Task requirements.
Pictures found in the material must be left out, and every line returned as written.

Given data.
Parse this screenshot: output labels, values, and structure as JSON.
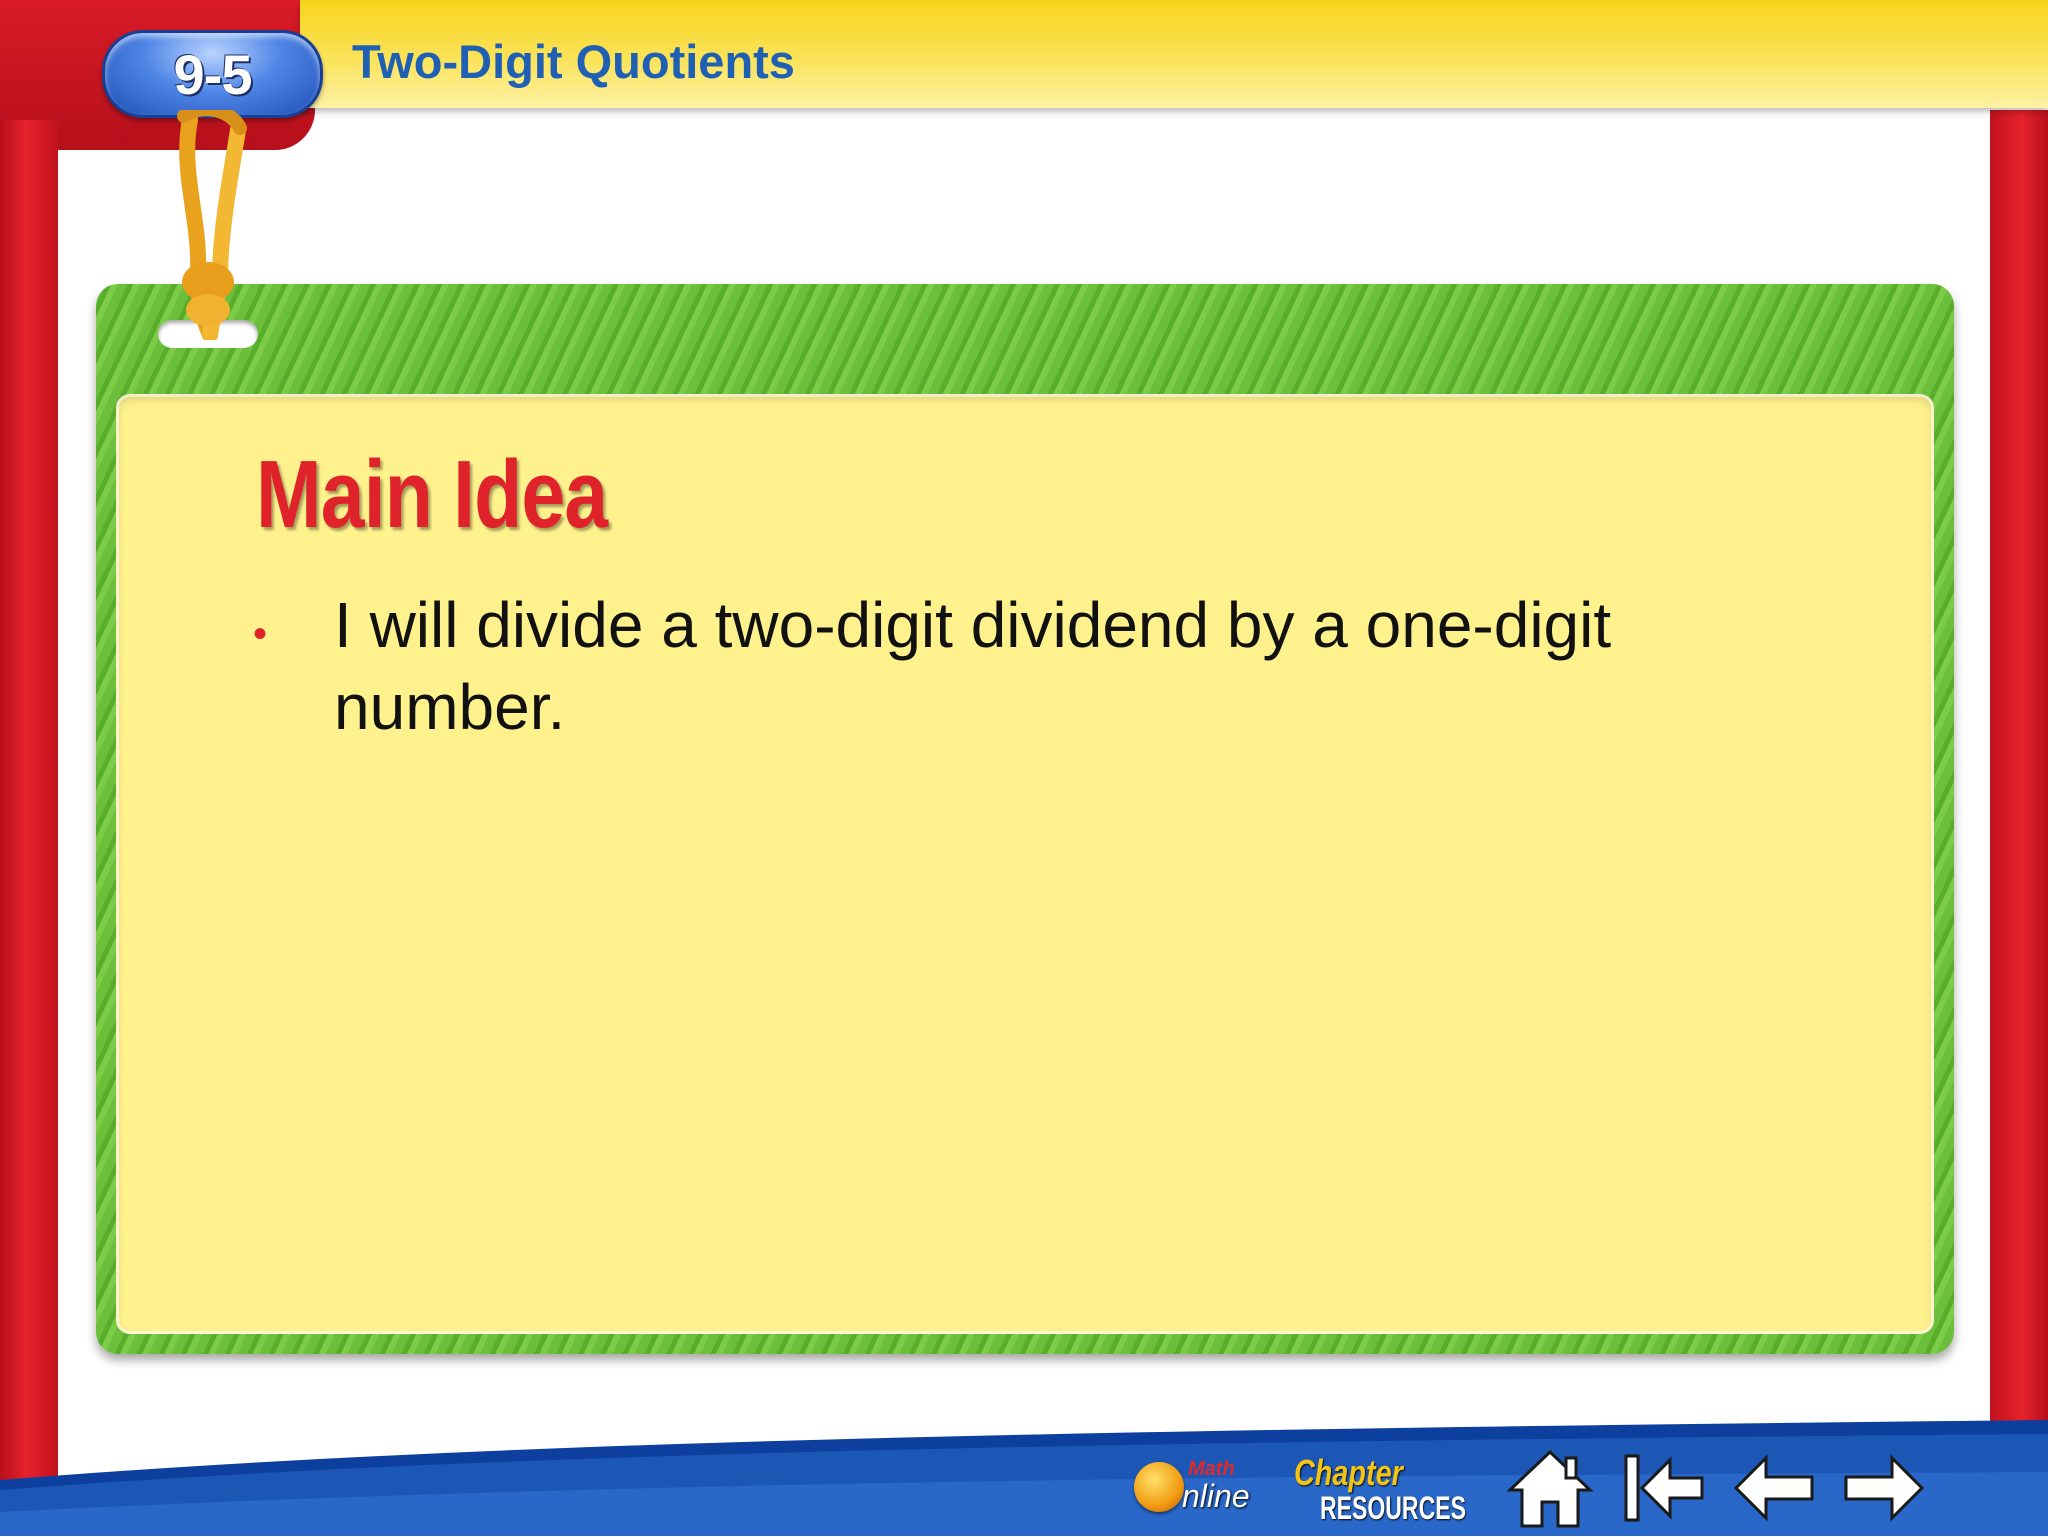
{
  "header": {
    "lesson_number": "9-5",
    "lesson_title": "Two-Digit Quotients"
  },
  "card": {
    "heading": "Main Idea",
    "bullet": "•",
    "text": "I will divide a two-digit dividend by a one-digit number."
  },
  "nav": {
    "math_online": {
      "math": "Math",
      "online": "nline"
    },
    "chapter_resources": {
      "chapter": "Chapter",
      "resources": "RESOURCES"
    },
    "icons": [
      "home-icon",
      "first-slide-icon",
      "previous-slide-icon",
      "next-slide-icon"
    ]
  },
  "colors": {
    "frame_red": "#e5222c",
    "top_bar_yellow": "#f6d41c",
    "title_blue": "#1f5fb4",
    "card_green": "#6cbf3a",
    "card_yellow": "#fff28c",
    "heading_red": "#e0222b",
    "nav_blue": "#1c57b6"
  }
}
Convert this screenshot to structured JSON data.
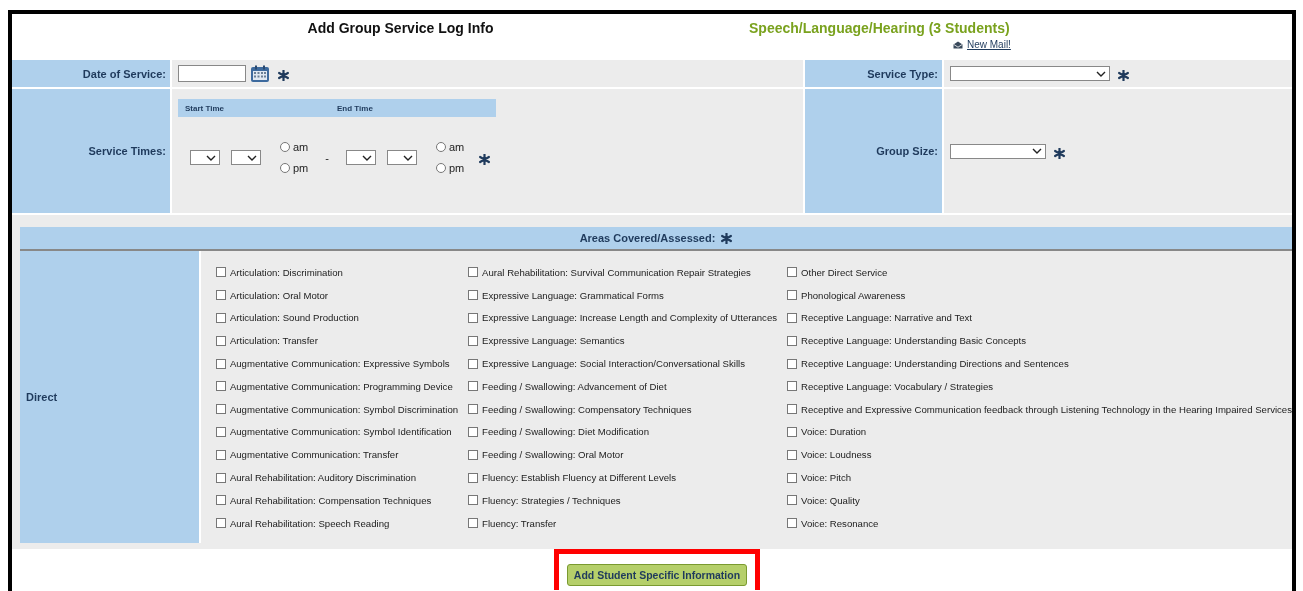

Response to the task.
Parse this screenshot: output labels, values, and structure as JSON.
{
  "header": {
    "lesson_number": "9-5",
    "lesson_title": "Two-Digit Quotients"
  },
  "card": {
    "heading": "Main Idea",
    "bullet": "•",
    "text": "I will divide a two-digit dividend by a one-digit number."
  },
  "nav": {
    "math_online": {
      "math": "Math",
      "online": "nline"
    },
    "chapter_resources": {
      "chapter": "Chapter",
      "resources": "RESOURCES"
    },
    "icons": [
      "home-icon",
      "first-slide-icon",
      "previous-slide-icon",
      "next-slide-icon"
    ]
  },
  "colors": {
    "frame_red": "#e5222c",
    "top_bar_yellow": "#f6d41c",
    "title_blue": "#1f5fb4",
    "card_green": "#6cbf3a",
    "card_yellow": "#fff28c",
    "heading_red": "#e0222b",
    "nav_blue": "#1c57b6"
  }
}
Convert this screenshot to structured JSON data.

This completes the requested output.